- Second baseman Harold Garcia. Garcia, a 24-year-old second baseman, split the season between Clearwater and Reading. In July, he broke a 59-year-old Florida State League record by hitting safely in 37 consecutive games. Signed as an amateur free agent in 2004, the Venezuelan native hit .305 this season with eight home runs, 64 RBI and 29 stolen bases in 101 combined games.
They’re looking at left-handers like Hisanori Takahashi, Pedro Feliciano, Brian Fuentes and Arthur Rhodes. They could bring back Chad Durbin, too.
But the Phillies also will need help from pitchers already in the organization, like Antonio Bastardo, Scott Mathieson, David Herndon and Mike Zagurski. Throw Justin De Fratus into the mix. The Phillies must place De Fratus on the 40-man roster by tommorrow’s midnight deadline to avoid exposing him to the Rule 5 Draft, and they will.
The Phillies have other players they must protect or risk losing them. The most notable include Joe Savery, Matt Rizzotti, D’Arby Myers, Freddy Galvis and Harold Garcia. Savery is being converted from a pitcher to a hitter, so he is unlikely to be protected. Rizzotti is a talented hitter, but his path to the big leagues is blocked by Ryan Howard. Myers is a fourth-round pick in the 2006 First-Year Player Draft who had a .678 OPS last season with Class A Clearwater. Galvis is a top shortstop, although he has struggled with the bat. Garcia is a top second base prospect.

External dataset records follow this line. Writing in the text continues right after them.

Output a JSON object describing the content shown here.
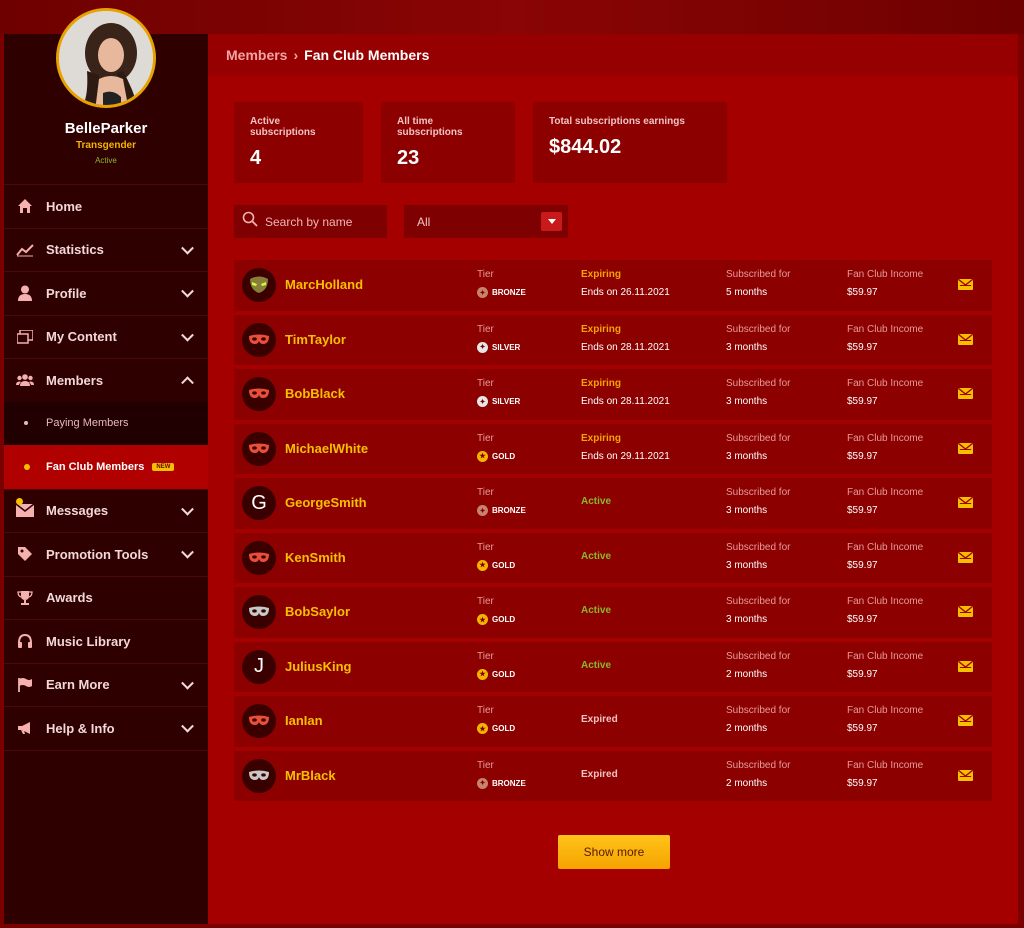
{
  "profile": {
    "name": "BelleParker",
    "gender": "Transgender",
    "status": "Active"
  },
  "nav": {
    "home": "Home",
    "statistics": "Statistics",
    "profile": "Profile",
    "my_content": "My Content",
    "members": "Members",
    "paying_members": "Paying Members",
    "fan_club_members": "Fan Club Members",
    "new_badge": "NEW",
    "messages": "Messages",
    "promotion_tools": "Promotion Tools",
    "awards": "Awards",
    "music_library": "Music Library",
    "earn_more": "Earn More",
    "help_info": "Help & Info"
  },
  "breadcrumb": {
    "parent": "Members",
    "separator": "›",
    "current": "Fan Club Members"
  },
  "stats": {
    "active_label": "Active subscriptions",
    "active_value": "4",
    "alltime_label": "All time subscriptions",
    "alltime_value": "23",
    "earnings_label": "Total subscriptions earnings",
    "earnings_value": "$844.02"
  },
  "search": {
    "placeholder": "Search by name"
  },
  "filter": {
    "selected": "All"
  },
  "labels": {
    "tier": "Tier",
    "subscribed_for": "Subscribed for",
    "fan_club_income": "Fan Club Income"
  },
  "colors": {
    "accent": "#f5c000",
    "expiring": "#f5a300",
    "active": "#8db72a",
    "expired": "#f3c3c3"
  },
  "members": [
    {
      "name": "MarcHolland",
      "avatar": "alien-mask-icon",
      "tier": "BRONZE",
      "status": "Expiring",
      "ends": "Ends on 26.11.2021",
      "subscribed": "5 months",
      "income": "$59.97"
    },
    {
      "name": "TimTaylor",
      "avatar": "mask-icon",
      "tier": "SILVER",
      "status": "Expiring",
      "ends": "Ends on 28.11.2021",
      "subscribed": "3 months",
      "income": "$59.97"
    },
    {
      "name": "BobBlack",
      "avatar": "mask-icon",
      "tier": "SILVER",
      "status": "Expiring",
      "ends": "Ends on 28.11.2021",
      "subscribed": "3 months",
      "income": "$59.97"
    },
    {
      "name": "MichaelWhite",
      "avatar": "mask-icon",
      "tier": "GOLD",
      "status": "Expiring",
      "ends": "Ends on 29.11.2021",
      "subscribed": "3 months",
      "income": "$59.97"
    },
    {
      "name": "GeorgeSmith",
      "avatar": "G",
      "tier": "BRONZE",
      "status": "Active",
      "ends": "",
      "subscribed": "3 months",
      "income": "$59.97"
    },
    {
      "name": "KenSmith",
      "avatar": "mask-icon",
      "tier": "GOLD",
      "status": "Active",
      "ends": "",
      "subscribed": "3 months",
      "income": "$59.97"
    },
    {
      "name": "BobSaylor",
      "avatar": "grey-mask-icon",
      "tier": "GOLD",
      "status": "Active",
      "ends": "",
      "subscribed": "3 months",
      "income": "$59.97"
    },
    {
      "name": "JuliusKing",
      "avatar": "J",
      "tier": "GOLD",
      "status": "Active",
      "ends": "",
      "subscribed": "2 months",
      "income": "$59.97"
    },
    {
      "name": "IanIan",
      "avatar": "mask-icon",
      "tier": "GOLD",
      "status": "Expired",
      "ends": "",
      "subscribed": "2 months",
      "income": "$59.97"
    },
    {
      "name": "MrBlack",
      "avatar": "grey-mask-icon",
      "tier": "BRONZE",
      "status": "Expired",
      "ends": "",
      "subscribed": "2 months",
      "income": "$59.97"
    }
  ],
  "show_more": "Show more"
}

De Fratus, an 11th-round pick in 2007, certainly is worth watching next year. He went a combined 3-0 with a 1.94 ERA in 49 appearances with Class A Clearwater and Double-A Reading and has struck out 11 in seven scoreless innings in the Arizona Fall League.
“He hasn’t had a chance to perform in front of Charlie (Manuel), Rich (Dubee) and the Major League staff,” assistant general manager Chuck LaMar said. “I think he’s going to open up some eyes. I think he’s going to get people’s attention in Spring Training with not only his physical ability, but how confidently he goes about his business. Whether he’s ready or not is yet to be seen. Only time will tell that, but I think he’ll at least be on the radar screen by the end of Spring Training.